What constitutes the "best" exposure??  Many things.  Things like the ability to capture details, color saturation, overall density, etc.  You may want to underexpose an image to give it a dark-foreboding look or to achieve better color saturation.  You may want to overexpose an image to wash out highlights you don't want.  Often, you won't know which image you like better until you actually have time to view them on a computer.
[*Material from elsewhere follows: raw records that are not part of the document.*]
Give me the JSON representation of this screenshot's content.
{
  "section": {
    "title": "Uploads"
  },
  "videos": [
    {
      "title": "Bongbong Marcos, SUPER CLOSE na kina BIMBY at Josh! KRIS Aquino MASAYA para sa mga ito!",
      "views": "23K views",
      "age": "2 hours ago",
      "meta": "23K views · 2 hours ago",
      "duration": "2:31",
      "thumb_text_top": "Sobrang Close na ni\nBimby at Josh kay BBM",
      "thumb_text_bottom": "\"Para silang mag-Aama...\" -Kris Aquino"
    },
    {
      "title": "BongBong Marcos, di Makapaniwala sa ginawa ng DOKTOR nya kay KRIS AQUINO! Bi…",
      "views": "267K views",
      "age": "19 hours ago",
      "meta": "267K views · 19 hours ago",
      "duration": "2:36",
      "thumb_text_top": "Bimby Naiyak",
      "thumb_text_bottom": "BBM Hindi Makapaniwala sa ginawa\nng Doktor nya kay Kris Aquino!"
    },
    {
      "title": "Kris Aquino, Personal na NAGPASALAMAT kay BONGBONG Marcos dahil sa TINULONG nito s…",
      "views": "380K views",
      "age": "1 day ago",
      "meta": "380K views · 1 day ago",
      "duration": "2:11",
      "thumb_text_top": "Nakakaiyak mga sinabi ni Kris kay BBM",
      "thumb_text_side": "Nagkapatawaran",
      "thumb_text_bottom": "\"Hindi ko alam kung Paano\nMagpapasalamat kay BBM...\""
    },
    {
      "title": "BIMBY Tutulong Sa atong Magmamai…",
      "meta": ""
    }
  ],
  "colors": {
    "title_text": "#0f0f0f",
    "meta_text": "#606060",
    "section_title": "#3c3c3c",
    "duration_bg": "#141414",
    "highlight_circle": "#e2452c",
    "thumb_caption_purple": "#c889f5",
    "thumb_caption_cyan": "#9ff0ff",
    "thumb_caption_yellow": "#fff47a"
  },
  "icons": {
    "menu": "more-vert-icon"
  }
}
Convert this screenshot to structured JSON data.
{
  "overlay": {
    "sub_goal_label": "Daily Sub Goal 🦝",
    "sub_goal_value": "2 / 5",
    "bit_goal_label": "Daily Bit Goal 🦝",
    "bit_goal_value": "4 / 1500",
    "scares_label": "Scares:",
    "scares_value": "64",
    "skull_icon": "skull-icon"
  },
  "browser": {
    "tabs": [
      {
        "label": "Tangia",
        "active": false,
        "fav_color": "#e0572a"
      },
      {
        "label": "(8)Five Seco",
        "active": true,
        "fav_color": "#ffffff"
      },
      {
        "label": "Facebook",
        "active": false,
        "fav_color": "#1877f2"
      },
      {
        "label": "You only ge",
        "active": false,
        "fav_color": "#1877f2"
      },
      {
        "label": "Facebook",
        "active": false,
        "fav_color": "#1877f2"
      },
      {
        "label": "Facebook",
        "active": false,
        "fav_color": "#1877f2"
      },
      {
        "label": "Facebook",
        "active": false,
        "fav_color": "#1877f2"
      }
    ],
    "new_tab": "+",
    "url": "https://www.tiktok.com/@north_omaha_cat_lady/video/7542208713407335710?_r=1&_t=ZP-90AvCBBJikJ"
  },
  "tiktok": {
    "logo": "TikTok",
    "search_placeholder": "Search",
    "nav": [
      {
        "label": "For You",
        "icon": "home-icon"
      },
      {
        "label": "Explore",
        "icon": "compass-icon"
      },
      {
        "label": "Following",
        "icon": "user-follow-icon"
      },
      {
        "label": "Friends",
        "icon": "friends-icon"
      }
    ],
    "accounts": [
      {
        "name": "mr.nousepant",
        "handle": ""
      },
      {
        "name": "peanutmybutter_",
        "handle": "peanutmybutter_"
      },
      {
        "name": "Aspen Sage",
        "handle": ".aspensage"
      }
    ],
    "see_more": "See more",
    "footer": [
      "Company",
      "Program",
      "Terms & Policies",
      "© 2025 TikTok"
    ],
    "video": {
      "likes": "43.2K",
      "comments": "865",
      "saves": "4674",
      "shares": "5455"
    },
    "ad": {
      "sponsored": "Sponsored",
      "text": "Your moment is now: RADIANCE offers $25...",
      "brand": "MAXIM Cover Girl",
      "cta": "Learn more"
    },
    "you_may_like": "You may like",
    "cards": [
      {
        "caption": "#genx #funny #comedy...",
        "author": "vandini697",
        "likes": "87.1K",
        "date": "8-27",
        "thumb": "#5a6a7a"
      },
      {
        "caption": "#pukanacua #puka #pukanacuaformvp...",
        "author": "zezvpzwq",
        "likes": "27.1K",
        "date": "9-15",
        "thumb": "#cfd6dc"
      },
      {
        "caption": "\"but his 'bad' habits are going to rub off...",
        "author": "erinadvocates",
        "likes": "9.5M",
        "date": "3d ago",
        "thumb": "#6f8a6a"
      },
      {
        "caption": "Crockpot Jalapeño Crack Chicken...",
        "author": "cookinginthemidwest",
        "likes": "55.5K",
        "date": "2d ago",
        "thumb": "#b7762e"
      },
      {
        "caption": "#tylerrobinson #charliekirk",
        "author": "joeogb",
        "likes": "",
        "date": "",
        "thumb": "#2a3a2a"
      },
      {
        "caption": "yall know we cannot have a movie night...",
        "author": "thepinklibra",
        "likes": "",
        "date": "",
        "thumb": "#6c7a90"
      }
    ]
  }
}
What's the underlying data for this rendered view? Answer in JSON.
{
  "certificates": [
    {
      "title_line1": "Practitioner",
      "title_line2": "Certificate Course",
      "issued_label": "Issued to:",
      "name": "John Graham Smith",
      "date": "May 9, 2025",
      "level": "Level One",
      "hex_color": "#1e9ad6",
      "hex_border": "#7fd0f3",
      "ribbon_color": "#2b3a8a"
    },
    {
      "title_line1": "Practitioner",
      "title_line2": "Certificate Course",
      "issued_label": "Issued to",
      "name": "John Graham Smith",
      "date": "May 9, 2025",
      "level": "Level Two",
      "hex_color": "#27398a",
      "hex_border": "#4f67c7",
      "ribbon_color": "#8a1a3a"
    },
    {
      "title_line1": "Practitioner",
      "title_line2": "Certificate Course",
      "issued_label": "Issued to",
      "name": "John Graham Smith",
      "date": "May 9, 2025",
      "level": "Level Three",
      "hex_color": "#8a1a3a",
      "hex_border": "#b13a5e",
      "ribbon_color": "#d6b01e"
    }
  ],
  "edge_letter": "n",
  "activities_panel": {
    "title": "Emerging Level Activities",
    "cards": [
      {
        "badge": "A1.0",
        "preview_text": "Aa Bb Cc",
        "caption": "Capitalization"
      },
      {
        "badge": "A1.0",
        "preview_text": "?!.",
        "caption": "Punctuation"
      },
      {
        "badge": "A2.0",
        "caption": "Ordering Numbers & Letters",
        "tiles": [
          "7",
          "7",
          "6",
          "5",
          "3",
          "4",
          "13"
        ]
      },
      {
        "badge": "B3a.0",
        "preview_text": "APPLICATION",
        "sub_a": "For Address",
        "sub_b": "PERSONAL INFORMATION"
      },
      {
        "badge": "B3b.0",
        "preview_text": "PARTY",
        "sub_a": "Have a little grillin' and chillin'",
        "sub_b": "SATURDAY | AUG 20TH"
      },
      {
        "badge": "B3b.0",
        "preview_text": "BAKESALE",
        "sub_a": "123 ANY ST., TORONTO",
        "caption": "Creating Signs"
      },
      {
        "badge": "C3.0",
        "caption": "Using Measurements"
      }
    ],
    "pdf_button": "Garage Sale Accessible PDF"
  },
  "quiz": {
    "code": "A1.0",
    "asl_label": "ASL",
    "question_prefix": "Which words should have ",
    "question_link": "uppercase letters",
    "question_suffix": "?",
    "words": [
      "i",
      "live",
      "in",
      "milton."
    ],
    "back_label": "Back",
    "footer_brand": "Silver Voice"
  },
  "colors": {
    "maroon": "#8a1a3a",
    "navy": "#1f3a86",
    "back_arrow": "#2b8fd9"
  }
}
One technique that helps assure that you will get the "best" exposure is to "bracket" your exposures.  This means you are probably going to take either 3 or 5 pictures of the same scene.  Each of these exposures is going to be at a different exposure.  Let's say, your camera meter indicates that the correct exposure is 1/125 at f8.  You might take three pictures - each one with a single f-stop difference by varying the aperture or shutter.  For example, these exposures would give you one picture taken at what the camera recommends, one underexposed by one stop and one overexposed by one stop:

Shutter Aperture
 Exposure #1 1/125 f5.6 Overexposed by 1 f-stop
 Exposure #2 1/125 f8 Correct exposure per meter
 Exposure #3 1/125 f11 Underexposed  by 1 f-stop

You could also accomplish the same result by varying the shutter:

Shutter Aperture
 Exposure #1 1/60 f8 Overexposed by 1 f-stop
 Exposure #2 1/125 f8 Correct exposure per meter
 Exposure #3 1/250 f8 Underexposed  by 1 f-stop

Which way you choose to bracket is up to you.  The effect on the exposure is the same whether you vary the aperture or shutter, but the depth of field is modified when you vary the aperture and the way motion is handled varies when you modify the shutter speed.

Many modern DSLR cameras have automatic brackting built-in. Even if your camera doesn't have automatic bracketing, it's an easy thing to do manually.

You don't have to vary each exposure one full stop, you can vary it by more or less, depending upon what you're trying to accomplish.  Most electronic  cameras allow you to vary your f-stop by 1/3 or 2/3 thus you could take 3-exposures:  One per your meter, one 2/3 of a f-stop underexposed and one 2/3 of a f-stop overexposed.  This is actually what I do.  I find 2/3 of a stop in either direction works very well .

When should I do this??
You shouldn't have to bracket ALL of your pictures, but you should consider it when you're presented with:

A once-in-a-lifetime shot;
A shot you really like; or
The lighting is difficult and you're not sure of the exposure.

All images and content © Copyright 1999-2010 Bert Sirkin